The early spring breeze rustled the edges of my skirt as I stood high above the street waiting for the train. It was the first warmth Chicago had seen that year. I felt free, finally leaving home the layers the winter frost had required.
I was heading downtown for dinner with my teacher colleagues. Our students’ state exams were over and we were eager to celebrate.
The platform’s elevation brought a fresher air and welcome quiet from the street noise. I gazed up at the night sky with its scatter of stars.
I barely noticed the man about a few dozen feet away, eyeing me steadily. Nonchalantly, he began to walk toward me. I soon realized his uncomfortable closeness.
He stood just inches from me. Quickly his arm jerked forward. He shoved his hand between my legs, violently reaching his fingers up, twisting and grabbing hard.
My heart jumped. A growl sprang up from deep within me. My roar erupted into his smirking face. Startled, he released his hand and scuttered down the metal stairs.
Rattled and primally angry, I sprinted after him. I reached the turnstiles, my heart pounding and eyes wide. He had already melted into the bustle of the station.
I never learned who he was or who he may have violated before me.

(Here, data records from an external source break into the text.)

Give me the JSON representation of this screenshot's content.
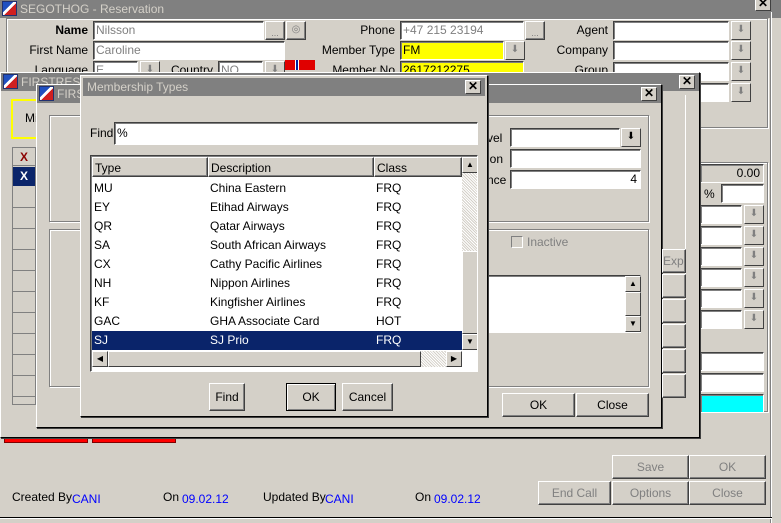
{
  "main_window": {
    "title": "SEGOTHOG - Reservation",
    "fields": {
      "name": {
        "label": "Name",
        "value": "Nilsson"
      },
      "first_name": {
        "label": "First Name",
        "value": "Caroline"
      },
      "language": {
        "label": "Language",
        "value": "E"
      },
      "country": {
        "label": "Country",
        "value": "NO"
      },
      "phone": {
        "label": "Phone",
        "value": "+47 215 23194"
      },
      "member_type": {
        "label": "Member Type",
        "value": "FM"
      },
      "member_no": {
        "label": "Member No",
        "value": "2617212275"
      },
      "agent": {
        "label": "Agent",
        "value": ""
      },
      "company": {
        "label": "Company",
        "value": ""
      },
      "group": {
        "label": "Group",
        "value": ""
      },
      "source": {
        "value": ""
      }
    },
    "right_panel": {
      "amount": "0.00",
      "percent_label": "%",
      "percent_value": ""
    },
    "footer": {
      "created_by_label": "Created By",
      "created_by": "CANI",
      "created_on_label": "On",
      "created_on": "09.02.12",
      "updated_by_label": "Updated By",
      "updated_by": "CANI",
      "updated_on_label": "On",
      "updated_on": "09.02.12"
    },
    "buttons": {
      "save": "Save",
      "ok": "OK",
      "end_call": "End Call",
      "options": "Options",
      "close": "Close"
    }
  },
  "firstres_window_1": {
    "title": "FIRSTRES",
    "tab_label": "Mi",
    "grid_marks": [
      "X",
      "X"
    ]
  },
  "firstres_window_2": {
    "title": "FIRS",
    "labels": {
      "level": "vel",
      "description": "ion",
      "sequence": "nce"
    },
    "sequence_value": "4",
    "inactive_label": "Inactive",
    "side_button_label": "Exp",
    "ok_label": "OK",
    "close_label": "Close"
  },
  "membership_dialog": {
    "title": "Membership Types",
    "find_label": "Find",
    "find_value": "%",
    "columns": [
      "Type",
      "Description",
      "Class"
    ],
    "rows": [
      {
        "type": "MU",
        "description": "China Eastern",
        "class": "FRQ"
      },
      {
        "type": "EY",
        "description": "Etihad Airways",
        "class": "FRQ"
      },
      {
        "type": "QR",
        "description": "Qatar Airways",
        "class": "FRQ"
      },
      {
        "type": "SA",
        "description": "South African Airways",
        "class": "FRQ"
      },
      {
        "type": "CX",
        "description": "Cathy Pacific Airlines",
        "class": "FRQ"
      },
      {
        "type": "NH",
        "description": "Nippon Airlines",
        "class": "FRQ"
      },
      {
        "type": "KF",
        "description": "Kingfisher Airlines",
        "class": "FRQ"
      },
      {
        "type": "GAC",
        "description": "GHA Associate Card",
        "class": "HOT"
      },
      {
        "type": "SJ",
        "description": "SJ Prio",
        "class": "FRQ"
      }
    ],
    "selected_index": 8,
    "buttons": {
      "find": "Find",
      "ok": "OK",
      "cancel": "Cancel"
    }
  }
}
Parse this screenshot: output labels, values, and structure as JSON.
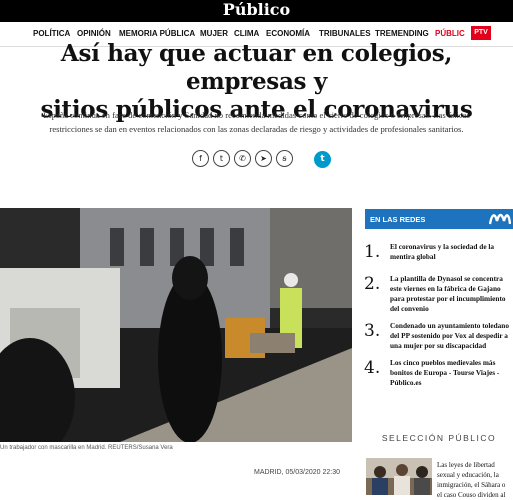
{
  "header": {
    "logo": "Público"
  },
  "nav": {
    "items": [
      "POLÍTICA",
      "OPINIÓN",
      "MEMORIA PÚBLICA",
      "MUJER",
      "CLIMA",
      "ECONOMÍA",
      "TRIBUNALES",
      "TREMENDING",
      "PÚBLIC"
    ],
    "badge": "PTV"
  },
  "article": {
    "title_line1": "Así hay que actuar en colegios, empresas y",
    "title_line2": "sitios públicos ante el coronavirus",
    "intro_line1": "España continúa en fase de contención y Sanidad no recomienda medidas como el cierre de colegios o empresas. Las únicas",
    "intro_line2": "restricciones se dan en eventos relacionados con las zonas declaradas de riesgo y actividades de profesionales sanitarios.",
    "caption": "Un trabajador con mascarilla en Madrid. REUTERS/Susana Vera",
    "dateline": "MADRID,   05/03/2020 22:30"
  },
  "share": {
    "icons": [
      "facebook-icon",
      "twitter-icon",
      "whatsapp-icon",
      "telegram-icon",
      "meneame-icon",
      "tumblr-icon"
    ],
    "glyphs": [
      "f",
      "t",
      "✆",
      "➤",
      "ꞩ",
      "t"
    ]
  },
  "sidebar": {
    "redes_title": "EN LAS REDES",
    "items": [
      {
        "num": "1.",
        "lines": [
          "El coronavirus y la sociedad de la",
          "mentira global"
        ]
      },
      {
        "num": "2.",
        "lines": [
          "La plantilla de Dynasol se concentra",
          "este viernes en la fábrica de Gajano",
          "para protestar por el incumplimiento",
          "del convenio"
        ]
      },
      {
        "num": "3.",
        "lines": [
          "Condenado un ayuntamiento toledano",
          "del PP sostenido por Vox al despedir a",
          "una mujer por su discapacidad"
        ]
      },
      {
        "num": "4.",
        "lines": [
          "Los cinco pueblos medievales más",
          "bonitos de Europa - Tourse Viajes -",
          "Público.es"
        ]
      }
    ],
    "seleccion_title": "SELECCIÓN PÚBLICO",
    "seleccion_lines": [
      "Las leyes de libertad",
      "sexual y educación, la",
      "inmigración, el Sáhara o",
      "el caso Couso dividen al"
    ]
  },
  "colors": {
    "accent_red": "#e2001a",
    "redes_blue": "#1e73be"
  }
}
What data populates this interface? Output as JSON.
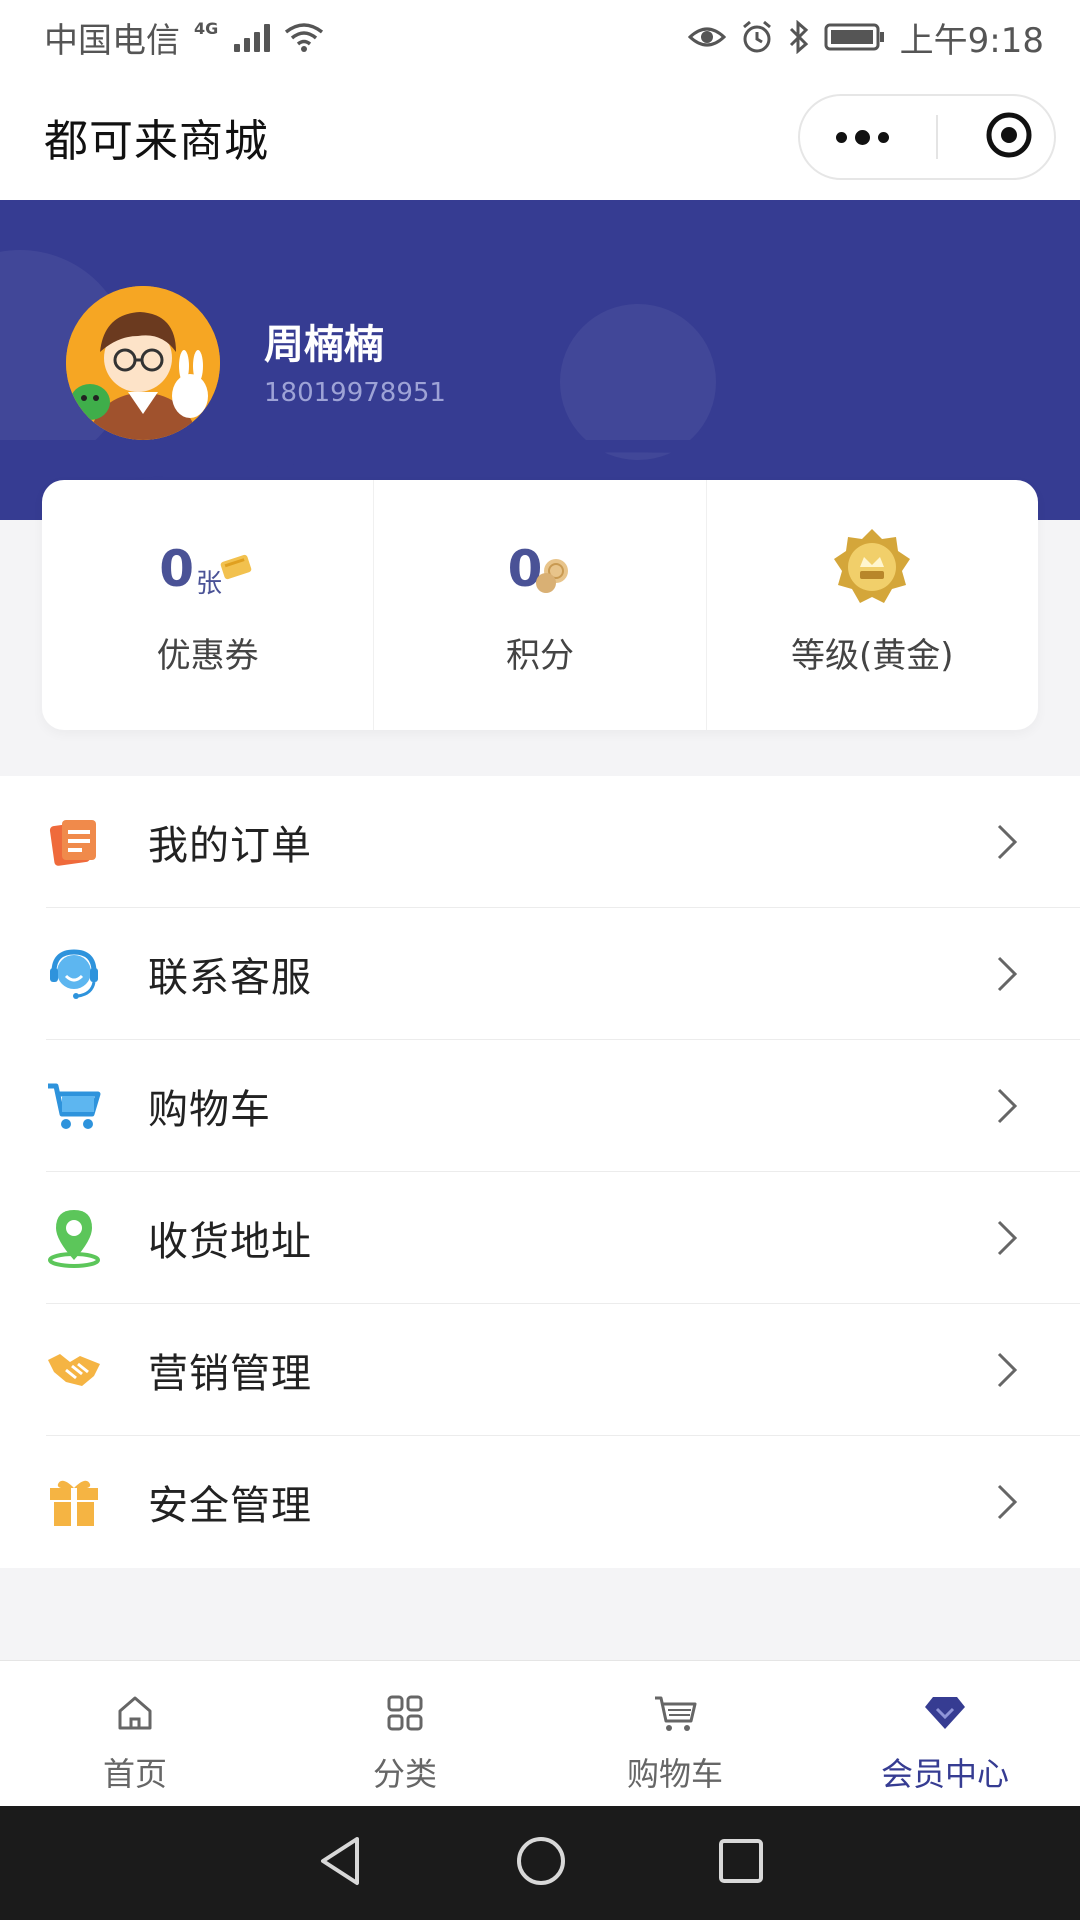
{
  "status_bar": {
    "carrier": "中国电信",
    "network": "4G",
    "time": "上午9:18"
  },
  "title_bar": {
    "title": "都可来商城"
  },
  "profile": {
    "name": "周楠楠",
    "phone": "18019978951"
  },
  "stats": [
    {
      "value": "0",
      "unit": "张",
      "label": "优惠券",
      "icon": "coupon-icon"
    },
    {
      "value": "0",
      "unit": "",
      "label": "积分",
      "icon": "coin-icon"
    },
    {
      "value": "",
      "unit": "",
      "label": "等级(黄金)",
      "icon": "gold-badge-icon"
    }
  ],
  "menu": [
    {
      "label": "我的订单",
      "icon": "order-icon"
    },
    {
      "label": "联系客服",
      "icon": "customer-service-icon"
    },
    {
      "label": "购物车",
      "icon": "cart-icon"
    },
    {
      "label": "收货地址",
      "icon": "location-icon"
    },
    {
      "label": "营销管理",
      "icon": "handshake-icon"
    },
    {
      "label": "安全管理",
      "icon": "gift-icon"
    }
  ],
  "tabs": [
    {
      "label": "首页",
      "icon": "home-icon",
      "active": false
    },
    {
      "label": "分类",
      "icon": "grid-icon",
      "active": false
    },
    {
      "label": "购物车",
      "icon": "cart-icon",
      "active": false
    },
    {
      "label": "会员中心",
      "icon": "diamond-icon",
      "active": true
    }
  ],
  "colors": {
    "primary": "#363c92",
    "header_background": "#363c92",
    "page_background": "#f4f4f6",
    "stat_number": "#4a5296"
  }
}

I gathered myself and arrived at the restaurant, still raw and numb, disgust and shame damping my usual cheer. A stiff drink and the warmth of friends helped. The women around the table shared their stories of leers, taunts and grabs by men known and unknown.
In the fifteen years since, as a teacher and then a pediatrician, I have listened as hundreds of students and patients told me of their assaults.
The third grade girl, relentlessly called a slut by classmates, cutting herself with dull scissors and expressing her thoughts of suicide.
The 12 year-old, throwing up before school, pregnant after an uncle raped her months before.
The gaggle of 8th grade girls anxiously laughing, not sure how to react as the most popular boy in their class slaps their behinds as he walks by.
The high school sophomore, sexually trafficked by the 20 year-old man she thought was her first boyfriend, brought to the emergency department, surly and sad with bruises and Chlamydia.
The gay 17 year-old, recently out of the closet, now living on the street after his father beat his face into an unrecognizable mush.
The quiet college freshman, lying on the exam table swollen and bloody, blaming herself for going to the party where she was drugged and passed around by the boys.
The 21 year-old transgender girl, coming to the urgent care for a panic attack, anxious after a counselor at the LGBTQ drop-in center groped her.
The young mother asking for her toddler to be checked “down there”, fearing the child was touched like she was decades before.
The grandmother nervously joking, “Oh, every girl just has to learn to brush it off” as I counsel her granddaughter about good touch and bad touch.
While often the perpetrators escape consequences, the victims do not. They carry an insidious burden, often only told behind closed doors. As doctors, we become the witnesses of our patients’ shame, their trauma, their residual fear and lasting anxiety. We see every day how one grab can alter a lifetime.
So in the chill of this inauguration day, I was brought back to that Chicago train platform. I returned to those moments with my patients, remembering their doubts, their pain, their anger, their despair.
A man who has grabbed and groped women has now been elevated to the top of our nation’s government. A man whose talk has been demeaning and vulgar. A man whose behavior has been excused, rationalized, ignored. A man whose victims have been ridiculed and hushed.
We will no longer stay silent or hidden.
Today we come out of the train platform, the alley, the college dorm room, the counselor’s office, the emergency department, the clinic.
And tomorrow we will continue the struggle against those who marginalize or objectify us, who attempt to control our bodies.
We will fight the normalization of assault.
We will advocate for our patients, many still too young to vote or speak loudly.
We will resist the grabs.
Ways to act: